EXERCISE ▸ Reproduce every record below exactly, without the pictures.

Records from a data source
● ● ● ● ● ● ●
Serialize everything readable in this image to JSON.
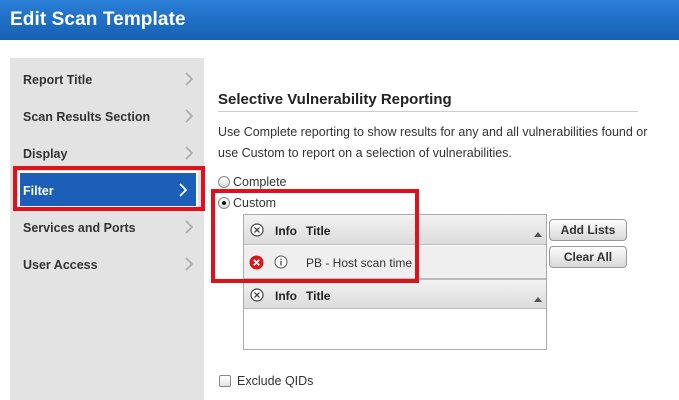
{
  "window": {
    "title": "Edit Scan Template"
  },
  "sidebar": {
    "items": [
      {
        "label": "Report Title",
        "active": false
      },
      {
        "label": "Scan Results Section",
        "active": false
      },
      {
        "label": "Display",
        "active": false
      },
      {
        "label": "Filter",
        "active": true
      },
      {
        "label": "Services and Ports",
        "active": false
      },
      {
        "label": "User Access",
        "active": false
      }
    ]
  },
  "main": {
    "section_title": "Selective Vulnerability Reporting",
    "description": "Use Complete reporting to show results for any and all vulnerabilities found or use Custom to report on a selection of vulnerabilities.",
    "reporting_options": [
      {
        "label": "Complete",
        "checked": false
      },
      {
        "label": "Custom",
        "checked": true
      }
    ],
    "selected_list": {
      "headers": {
        "info": "Info",
        "title": "Title"
      },
      "rows": [
        {
          "title": "PB - Host scan time"
        }
      ]
    },
    "available_list": {
      "headers": {
        "info": "Info",
        "title": "Title"
      }
    },
    "buttons": {
      "add_lists": "Add Lists",
      "clear_all": "Clear All"
    },
    "exclude_qids": {
      "label": "Exclude QIDs",
      "checked": false
    }
  },
  "colors": {
    "titlebar": "#1c6cc4",
    "active_item": "#1b5fb8",
    "highlight": "#e0111b",
    "remove_icon": "#e0141e"
  },
  "icons": {
    "chevron": "chevron-right-icon",
    "remove_all": "circle-x-icon",
    "remove_row": "remove-circle-icon",
    "info": "info-icon",
    "sort": "sort-up-icon"
  }
}
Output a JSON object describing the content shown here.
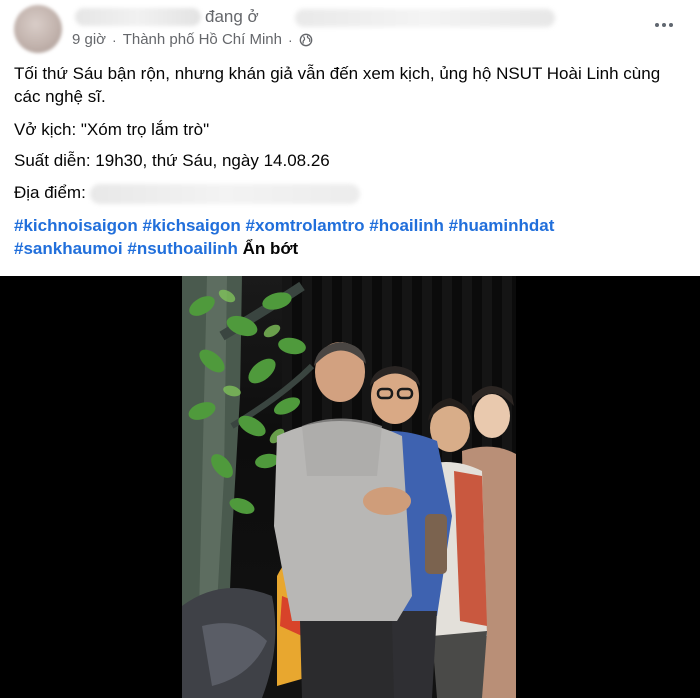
{
  "header": {
    "name_suffix": "đang ở",
    "time": "9 giờ",
    "separator": "·",
    "location": "Thành phố Hồ Chí Minh",
    "privacy_icon": "globe-icon",
    "more_icon": "more-horizontal-icon"
  },
  "post": {
    "paragraph1": "Tối thứ Sáu bận rộn, nhưng khán giả vẫn đến xem kịch, ủng hộ NSUT Hoài Linh cùng các nghệ sĩ.",
    "paragraph2": "Vở kịch: \"Xóm trọ lắm trò\"",
    "paragraph3": "Suất diễn: 19h30, thứ Sáu, ngày 14.08.26",
    "paragraph4_label": "Địa điểm:",
    "hashtags": [
      "#kichnoisaigon",
      "#kichsaigon",
      "#xomtrolamtro",
      "#hoailinh",
      "#huaminhdat",
      "#sankhaumoi",
      "#nsuthoailinh"
    ],
    "see_less": "Ẩn bớt"
  },
  "colors": {
    "link": "#216fdb",
    "secondary_text": "#65676b",
    "primary_text": "#050505"
  }
}
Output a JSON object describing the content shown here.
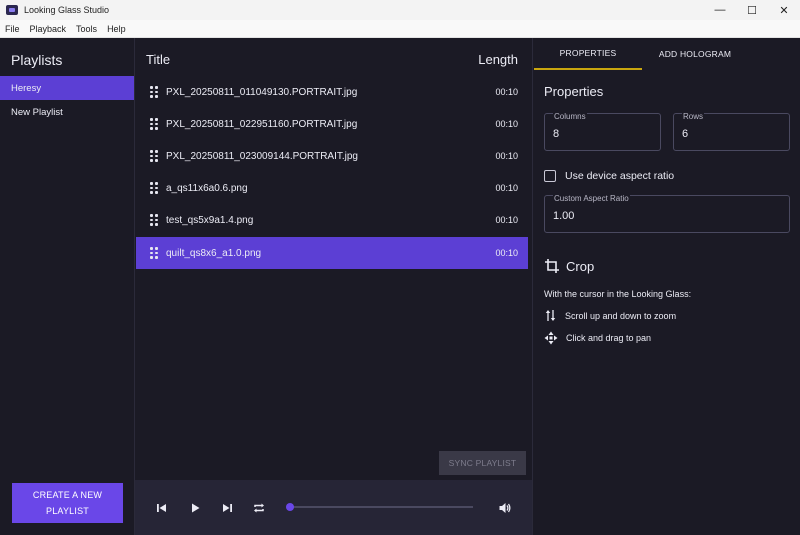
{
  "window": {
    "title": "Looking Glass Studio",
    "controls": [
      "—",
      "☐",
      "✕"
    ]
  },
  "menu": [
    "File",
    "Playback",
    "Tools",
    "Help"
  ],
  "sidebar": {
    "title": "Playlists",
    "items": [
      {
        "label": "Heresy",
        "active": true
      },
      {
        "label": "New Playlist",
        "active": false
      }
    ],
    "create_label": "CREATE A NEW PLAYLIST"
  },
  "playlist": {
    "title_header": "Title",
    "length_header": "Length",
    "rows": [
      {
        "name": "PXL_20250811_011049130.PORTRAIT.jpg",
        "length": "00:10"
      },
      {
        "name": "PXL_20250811_022951160.PORTRAIT.jpg",
        "length": "00:10"
      },
      {
        "name": "PXL_20250811_023009144.PORTRAIT.jpg",
        "length": "00:10"
      },
      {
        "name": "a_qs11x6a0.6.png",
        "length": "00:10"
      },
      {
        "name": "test_qs5x9a1.4.png",
        "length": "00:10"
      },
      {
        "name": "quilt_qs8x6_a1.0.png",
        "length": "00:10",
        "selected": true
      }
    ],
    "sync_label": "SYNC PLAYLIST",
    "progress": 0.0
  },
  "right": {
    "tabs": [
      {
        "label": "PROPERTIES",
        "active": true
      },
      {
        "label": "ADD HOLOGRAM",
        "active": false
      }
    ],
    "properties_heading": "Properties",
    "columns": {
      "label": "Columns",
      "value": "8"
    },
    "rows": {
      "label": "Rows",
      "value": "6"
    },
    "aspect_checkbox": {
      "label": "Use device aspect ratio",
      "checked": false
    },
    "custom_aspect": {
      "label": "Custom Aspect Ratio",
      "value": "1.00"
    },
    "crop_heading": "Crop",
    "crop_instruction": "With the cursor in the Looking Glass:",
    "hints": [
      {
        "icon": "scroll-arrows-icon",
        "text": "Scroll up and down to zoom"
      },
      {
        "icon": "move-arrows-icon",
        "text": "Click and drag to pan"
      }
    ]
  },
  "colors": {
    "accent": "#6a47e8",
    "selected": "#5c3fd4",
    "tab_underline": "#c9a60f",
    "background": "#1b1a25",
    "player_bar": "#262536"
  }
}
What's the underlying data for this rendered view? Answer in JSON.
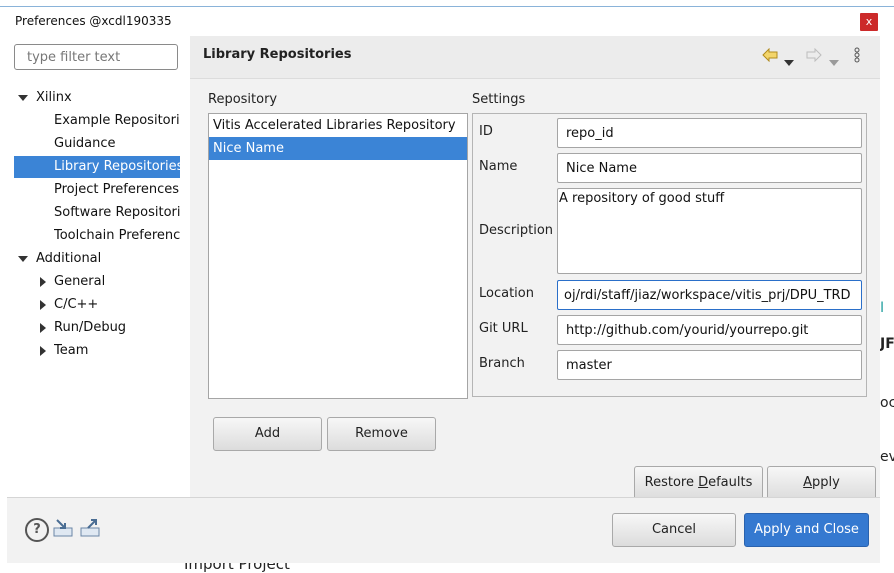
{
  "window": {
    "title": "Preferences @xcdl190335",
    "close_glyph": "x"
  },
  "filter": {
    "placeholder": "type filter text"
  },
  "tree": [
    {
      "label": "Xilinx",
      "expanded": true,
      "level": 0
    },
    {
      "label": "Example Repositori",
      "level": 1
    },
    {
      "label": "Guidance",
      "level": 1
    },
    {
      "label": "Library Repositories",
      "level": 1,
      "selected": true
    },
    {
      "label": "Project Preferences",
      "level": 1
    },
    {
      "label": "Software Repositori",
      "level": 1
    },
    {
      "label": "Toolchain Preferenc",
      "level": 1
    },
    {
      "label": "Additional",
      "expanded": true,
      "level": 0
    },
    {
      "label": "General",
      "expanded": false,
      "level": 1
    },
    {
      "label": "C/C++",
      "expanded": false,
      "level": 1
    },
    {
      "label": "Run/Debug",
      "expanded": false,
      "level": 1
    },
    {
      "label": "Team",
      "expanded": false,
      "level": 1
    }
  ],
  "page": {
    "title": "Library Repositories"
  },
  "repository": {
    "label": "Repository",
    "items": [
      "Vitis Accelerated Libraries Repository",
      "Nice Name"
    ],
    "selected": "Nice Name"
  },
  "settings": {
    "label": "Settings",
    "id_label": "ID",
    "id_value": "repo_id",
    "name_label": "Name",
    "name_value": "Nice Name",
    "description_label": "Description",
    "description_value": "A repository of good stuff",
    "location_label": "Location",
    "location_value": "oj/rdi/staff/jiaz/workspace/vitis_prj/DPU_TRD",
    "giturl_label": "Git URL",
    "giturl_value": "http://github.com/yourid/yourrepo.git",
    "branch_label": "Branch",
    "branch_value": "master"
  },
  "buttons": {
    "add": "Add",
    "remove": "Remove",
    "restore_pre": "Restore ",
    "restore_u": "D",
    "restore_post": "efaults",
    "apply_u": "A",
    "apply_post": "pply",
    "cancel": "Cancel",
    "apply_close": "Apply and Close"
  },
  "background": {
    "bottom_text": "Import Project",
    "right_letters": [
      "I",
      "JF",
      "ocu",
      "ev"
    ]
  },
  "colors": {
    "selection": "#3b84d6",
    "primary_button": "#3579d0",
    "close_button": "#cc2a2a"
  }
}
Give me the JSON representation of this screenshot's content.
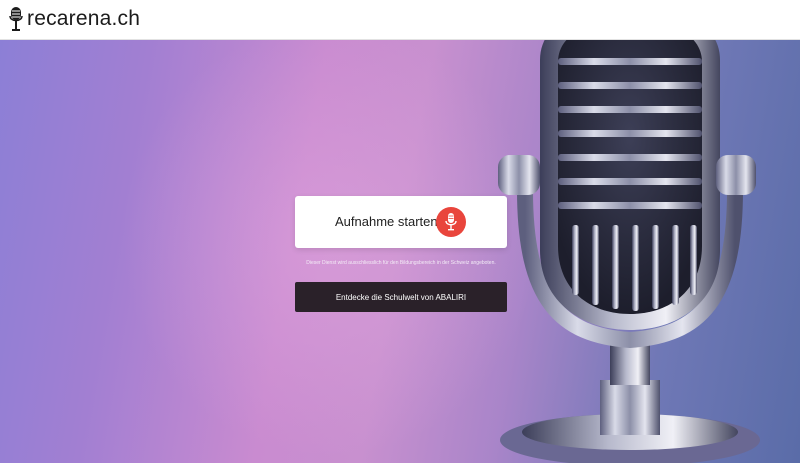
{
  "header": {
    "brand": "recarena.ch"
  },
  "main": {
    "record_label": "Aufnahme starten",
    "notice": "Dieser Dienst wird ausschliesslich für den Bildungsbereich in der Schweiz angeboten.",
    "cta_label": "Entdecke die Schulwelt von ABALIRI"
  },
  "icons": {
    "brand": "microphone-icon",
    "record": "microphone-icon"
  },
  "colors": {
    "record_button": "#e9453c",
    "cta_background": "#2a2129",
    "header_background": "#ffffff"
  }
}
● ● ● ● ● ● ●
OUTPUT OF THE EXERCISE ▸
Serialize everything readable in this image to JSON.
{
  "window": {
    "title": "Edit Scan Template"
  },
  "sidebar": {
    "items": [
      {
        "label": "Report Title",
        "active": false
      },
      {
        "label": "Scan Results Section",
        "active": false
      },
      {
        "label": "Display",
        "active": false
      },
      {
        "label": "Filter",
        "active": true
      },
      {
        "label": "Services and Ports",
        "active": false
      },
      {
        "label": "User Access",
        "active": false
      }
    ]
  },
  "main": {
    "section_title": "Selective Vulnerability Reporting",
    "description": "Use Complete reporting to show results for any and all vulnerabilities found or use Custom to report on a selection of vulnerabilities.",
    "reporting_options": [
      {
        "label": "Complete",
        "checked": false
      },
      {
        "label": "Custom",
        "checked": true
      }
    ],
    "selected_list": {
      "headers": {
        "info": "Info",
        "title": "Title"
      },
      "rows": [
        {
          "title": "PB - Host scan time"
        }
      ]
    },
    "available_list": {
      "headers": {
        "info": "Info",
        "title": "Title"
      }
    },
    "buttons": {
      "add_lists": "Add Lists",
      "clear_all": "Clear All"
    },
    "exclude_qids": {
      "label": "Exclude QIDs",
      "checked": false
    }
  },
  "colors": {
    "titlebar": "#1c6cc4",
    "active_item": "#1b5fb8",
    "highlight": "#e0111b",
    "remove_icon": "#e0141e"
  },
  "icons": {
    "chevron": "chevron-right-icon",
    "remove_all": "circle-x-icon",
    "remove_row": "remove-circle-icon",
    "info": "info-icon",
    "sort": "sort-up-icon"
  }
}
Output a JSON object describing the content shown here.
{
  "header": {
    "name_suffix": "đang ở",
    "time": "9 giờ",
    "separator": "·",
    "location": "Thành phố Hồ Chí Minh",
    "privacy_icon": "globe-icon",
    "more_icon": "more-horizontal-icon"
  },
  "post": {
    "paragraph1": "Tối thứ Sáu bận rộn, nhưng khán giả vẫn đến xem kịch, ủng hộ NSUT Hoài Linh cùng các nghệ sĩ.",
    "paragraph2": "Vở kịch: \"Xóm trọ lắm trò\"",
    "paragraph3": "Suất diễn: 19h30, thứ Sáu, ngày 14.08.26",
    "paragraph4_label": "Địa điểm:",
    "hashtags": [
      "#kichnoisaigon",
      "#kichsaigon",
      "#xomtrolamtro",
      "#hoailinh",
      "#huaminhdat",
      "#sankhaumoi",
      "#nsuthoailinh"
    ],
    "see_less": "Ẩn bớt"
  },
  "colors": {
    "link": "#216fdb",
    "secondary_text": "#65676b",
    "primary_text": "#050505"
  }
}
Output a JSON object describing the content shown here.
{
  "window": {
    "title": "Looking Glass Studio",
    "controls": [
      "—",
      "☐",
      "✕"
    ]
  },
  "menu": [
    "File",
    "Playback",
    "Tools",
    "Help"
  ],
  "sidebar": {
    "title": "Playlists",
    "items": [
      {
        "label": "Heresy",
        "active": true
      },
      {
        "label": "New Playlist",
        "active": false
      }
    ],
    "create_label": "CREATE A NEW PLAYLIST"
  },
  "playlist": {
    "title_header": "Title",
    "length_header": "Length",
    "rows": [
      {
        "name": "PXL_20250811_011049130.PORTRAIT.jpg",
        "length": "00:10"
      },
      {
        "name": "PXL_20250811_022951160.PORTRAIT.jpg",
        "length": "00:10"
      },
      {
        "name": "PXL_20250811_023009144.PORTRAIT.jpg",
        "length": "00:10"
      },
      {
        "name": "a_qs11x6a0.6.png",
        "length": "00:10"
      },
      {
        "name": "test_qs5x9a1.4.png",
        "length": "00:10"
      },
      {
        "name": "quilt_qs8x6_a1.0.png",
        "length": "00:10",
        "selected": true
      }
    ],
    "sync_label": "SYNC PLAYLIST",
    "progress": 0.0
  },
  "right": {
    "tabs": [
      {
        "label": "PROPERTIES",
        "active": true
      },
      {
        "label": "ADD HOLOGRAM",
        "active": false
      }
    ],
    "properties_heading": "Properties",
    "columns": {
      "label": "Columns",
      "value": "8"
    },
    "rows": {
      "label": "Rows",
      "value": "6"
    },
    "aspect_checkbox": {
      "label": "Use device aspect ratio",
      "checked": false
    },
    "custom_aspect": {
      "label": "Custom Aspect Ratio",
      "value": "1.00"
    },
    "crop_heading": "Crop",
    "crop_instruction": "With the cursor in the Looking Glass:",
    "hints": [
      {
        "icon": "scroll-arrows-icon",
        "text": "Scroll up and down to zoom"
      },
      {
        "icon": "move-arrows-icon",
        "text": "Click and drag to pan"
      }
    ]
  },
  "colors": {
    "accent": "#6a47e8",
    "selected": "#5c3fd4",
    "tab_underline": "#c9a60f",
    "background": "#1b1a25",
    "player_bar": "#262536"
  }
}
What's the underlying data for this rendered view? Answer in JSON.
{
  "window": {
    "title": "Preferences @xcdl190335",
    "close_glyph": "x"
  },
  "filter": {
    "placeholder": "type filter text"
  },
  "tree": [
    {
      "label": "Xilinx",
      "expanded": true,
      "level": 0
    },
    {
      "label": "Example Repositori",
      "level": 1
    },
    {
      "label": "Guidance",
      "level": 1
    },
    {
      "label": "Library Repositories",
      "level": 1,
      "selected": true
    },
    {
      "label": "Project Preferences",
      "level": 1
    },
    {
      "label": "Software Repositori",
      "level": 1
    },
    {
      "label": "Toolchain Preferenc",
      "level": 1
    },
    {
      "label": "Additional",
      "expanded": true,
      "level": 0
    },
    {
      "label": "General",
      "expanded": false,
      "level": 1
    },
    {
      "label": "C/C++",
      "expanded": false,
      "level": 1
    },
    {
      "label": "Run/Debug",
      "expanded": false,
      "level": 1
    },
    {
      "label": "Team",
      "expanded": false,
      "level": 1
    }
  ],
  "page": {
    "title": "Library Repositories"
  },
  "repository": {
    "label": "Repository",
    "items": [
      "Vitis Accelerated Libraries Repository",
      "Nice Name"
    ],
    "selected": "Nice Name"
  },
  "settings": {
    "label": "Settings",
    "id_label": "ID",
    "id_value": "repo_id",
    "name_label": "Name",
    "name_value": "Nice Name",
    "description_label": "Description",
    "description_value": "A repository of good stuff",
    "location_label": "Location",
    "location_value": "oj/rdi/staff/jiaz/workspace/vitis_prj/DPU_TRD",
    "giturl_label": "Git URL",
    "giturl_value": "http://github.com/yourid/yourrepo.git",
    "branch_label": "Branch",
    "branch_value": "master"
  },
  "buttons": {
    "add": "Add",
    "remove": "Remove",
    "restore_pre": "Restore ",
    "restore_u": "D",
    "restore_post": "efaults",
    "apply_u": "A",
    "apply_post": "pply",
    "cancel": "Cancel",
    "apply_close": "Apply and Close"
  },
  "background": {
    "bottom_text": "Import Project",
    "right_letters": [
      "I",
      "JF",
      "ocu",
      "ev"
    ]
  },
  "colors": {
    "selection": "#3b84d6",
    "primary_button": "#3579d0",
    "close_button": "#cc2a2a"
  }
}
Give me the JSON representation of this screenshot's content.
{
  "header": {
    "brand": "recarena.ch"
  },
  "main": {
    "record_label": "Aufnahme starten",
    "notice": "Dieser Dienst wird ausschliesslich für den Bildungsbereich in der Schweiz angeboten.",
    "cta_label": "Entdecke die Schulwelt von ABALIRI"
  },
  "icons": {
    "brand": "microphone-icon",
    "record": "microphone-icon"
  },
  "colors": {
    "record_button": "#e9453c",
    "cta_background": "#2a2129",
    "header_background": "#ffffff"
  }
}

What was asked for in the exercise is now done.